> _Data for analysis_:

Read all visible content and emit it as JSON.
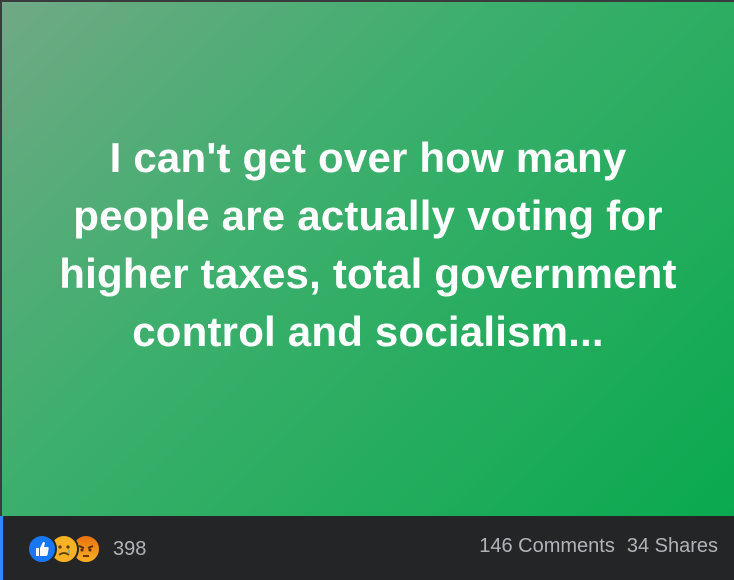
{
  "post": {
    "status_text": "I can't get over how many people are actually voting for higher taxes, total government control and socialism...",
    "background_gradient": [
      "#70a985",
      "#0aa94f"
    ]
  },
  "footer": {
    "reactions": [
      {
        "icon": "like-reaction-icon",
        "color": "#1877f2"
      },
      {
        "icon": "sad-reaction-icon",
        "color": "#f7b125"
      },
      {
        "icon": "angry-reaction-icon",
        "color": "#e9710f"
      }
    ],
    "reaction_count": "398",
    "comments_label": "146 Comments",
    "shares_label": "34 Shares"
  }
}
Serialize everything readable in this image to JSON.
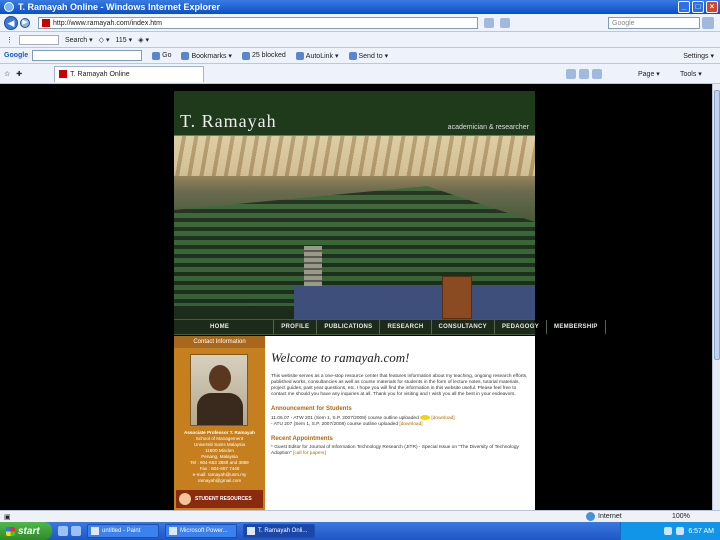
{
  "window": {
    "title": "T. Ramayah Online - Windows Internet Explorer"
  },
  "address_bar": {
    "url": "http://www.ramayah.com/index.htm",
    "search_placeholder": "Google"
  },
  "links_bar": {
    "items": [
      "Search ▾",
      "◇ ▾",
      "115 ▾",
      "◈ ▾"
    ]
  },
  "google_bar": {
    "label": "Google",
    "items": [
      "Go",
      "Bookmarks ▾",
      "25 blocked",
      "AutoLink ▾",
      "Send to ▾"
    ],
    "settings": "Settings ▾"
  },
  "tabs": {
    "active": "T. Ramayah Online"
  },
  "commands": {
    "page": "Page ▾",
    "tools": "Tools ▾"
  },
  "site": {
    "title": "T. Ramayah",
    "tagline": "academician & researcher",
    "nav": [
      "HOME",
      "PROFILE",
      "PUBLICATIONS",
      "RESEARCH",
      "CONSULTANCY",
      "PEDAGOGY",
      "MEMBERSHIP"
    ],
    "contact_heading": "Contact Information",
    "contact_lines": [
      "Associate Professor T. Ramayah",
      "School of Management",
      "Universiti Sains Malaysia",
      "11800 Minden",
      "Penang, Malaysia",
      "Tel : 604-653 3889 and 3889",
      "Fax : 604-657 7448",
      "e-mail: ramayah@usm.my",
      "ramayah@gmail.com"
    ],
    "student_resources": "STUDENT RESOURCES",
    "welcome": "Welcome to ramayah.com!",
    "intro": "This website serves as a one-stop resource center that features information about my teaching, ongoing research efforts, published works, consultancies as well as course materials for students in the form of lecture notes, tutorial materials, project guides, past year questions, etc. I hope you will find the information in this website useful. Please feel free to contact me should you have any inquiries at all. Thank you for visiting and I wish you all the best in your endeavors.",
    "announcements_heading": "Announcement for Students",
    "announcements": [
      {
        "text": "11.06.07 - ATW 201 (Sem 1, S.P. 2007/2008) course outline uploaded",
        "link": "[download]"
      },
      {
        "text": "- ATU 207 (Sem 1, S.P. 2007/2008) course outline uploaded",
        "link": "[download]"
      }
    ],
    "appointments_heading": "Recent Appointments",
    "appointments": [
      {
        "text": "* Guest Editor for Journal of Information Technology Research (JITR) - Special Issue on \"The Diversity of Technology Adoption\"",
        "link": "[call for papers]"
      }
    ]
  },
  "status": {
    "zone": "Internet",
    "zoom": "100%"
  },
  "taskbar": {
    "start": "start",
    "tasks": [
      "untitled - Paint",
      "Microsoft Power...",
      "T. Ramayah Onli..."
    ],
    "clock": "6:57 AM"
  }
}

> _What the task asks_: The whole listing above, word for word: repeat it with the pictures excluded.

> _Solved exercise_:
Read all visible content and emit it as JSON.
{
  "post": {
    "status_text": "I can't get over how many people are actually voting for higher taxes, total government control and socialism...",
    "background_gradient": [
      "#70a985",
      "#0aa94f"
    ]
  },
  "footer": {
    "reactions": [
      {
        "icon": "like-reaction-icon",
        "color": "#1877f2"
      },
      {
        "icon": "sad-reaction-icon",
        "color": "#f7b125"
      },
      {
        "icon": "angry-reaction-icon",
        "color": "#e9710f"
      }
    ],
    "reaction_count": "398",
    "comments_label": "146 Comments",
    "shares_label": "34 Shares"
  }
}
Serialize everything readable in this image to JSON.
{
  "window": {
    "title": "T. Ramayah Online - Windows Internet Explorer"
  },
  "address_bar": {
    "url": "http://www.ramayah.com/index.htm",
    "search_placeholder": "Google"
  },
  "links_bar": {
    "items": [
      "Search ▾",
      "◇ ▾",
      "115 ▾",
      "◈ ▾"
    ]
  },
  "google_bar": {
    "label": "Google",
    "items": [
      "Go",
      "Bookmarks ▾",
      "25 blocked",
      "AutoLink ▾",
      "Send to ▾"
    ],
    "settings": "Settings ▾"
  },
  "tabs": {
    "active": "T. Ramayah Online"
  },
  "commands": {
    "page": "Page ▾",
    "tools": "Tools ▾"
  },
  "site": {
    "title": "T. Ramayah",
    "tagline": "academician & researcher",
    "nav": [
      "HOME",
      "PROFILE",
      "PUBLICATIONS",
      "RESEARCH",
      "CONSULTANCY",
      "PEDAGOGY",
      "MEMBERSHIP"
    ],
    "contact_heading": "Contact Information",
    "contact_lines": [
      "Associate Professor T. Ramayah",
      "School of Management",
      "Universiti Sains Malaysia",
      "11800 Minden",
      "Penang, Malaysia",
      "Tel : 604-653 3889 and 3889",
      "Fax : 604-657 7448",
      "e-mail: ramayah@usm.my",
      "ramayah@gmail.com"
    ],
    "student_resources": "STUDENT RESOURCES",
    "welcome": "Welcome to ramayah.com!",
    "intro": "This website serves as a one-stop resource center that features information about my teaching, ongoing research efforts, published works, consultancies as well as course materials for students in the form of lecture notes, tutorial materials, project guides, past year questions, etc. I hope you will find the information in this website useful. Please feel free to contact me should you have any inquiries at all. Thank you for visiting and I wish you all the best in your endeavors.",
    "announcements_heading": "Announcement for Students",
    "announcements": [
      {
        "text": "11.06.07 - ATW 201 (Sem 1, S.P. 2007/2008) course outline uploaded",
        "link": "[download]"
      },
      {
        "text": "- ATU 207 (Sem 1, S.P. 2007/2008) course outline uploaded",
        "link": "[download]"
      }
    ],
    "appointments_heading": "Recent Appointments",
    "appointments": [
      {
        "text": "* Guest Editor for Journal of Information Technology Research (JITR) - Special Issue on \"The Diversity of Technology Adoption\"",
        "link": "[call for papers]"
      }
    ]
  },
  "status": {
    "zone": "Internet",
    "zoom": "100%"
  },
  "taskbar": {
    "start": "start",
    "tasks": [
      "untitled - Paint",
      "Microsoft Power...",
      "T. Ramayah Onli..."
    ],
    "clock": "6:57 AM"
  }
}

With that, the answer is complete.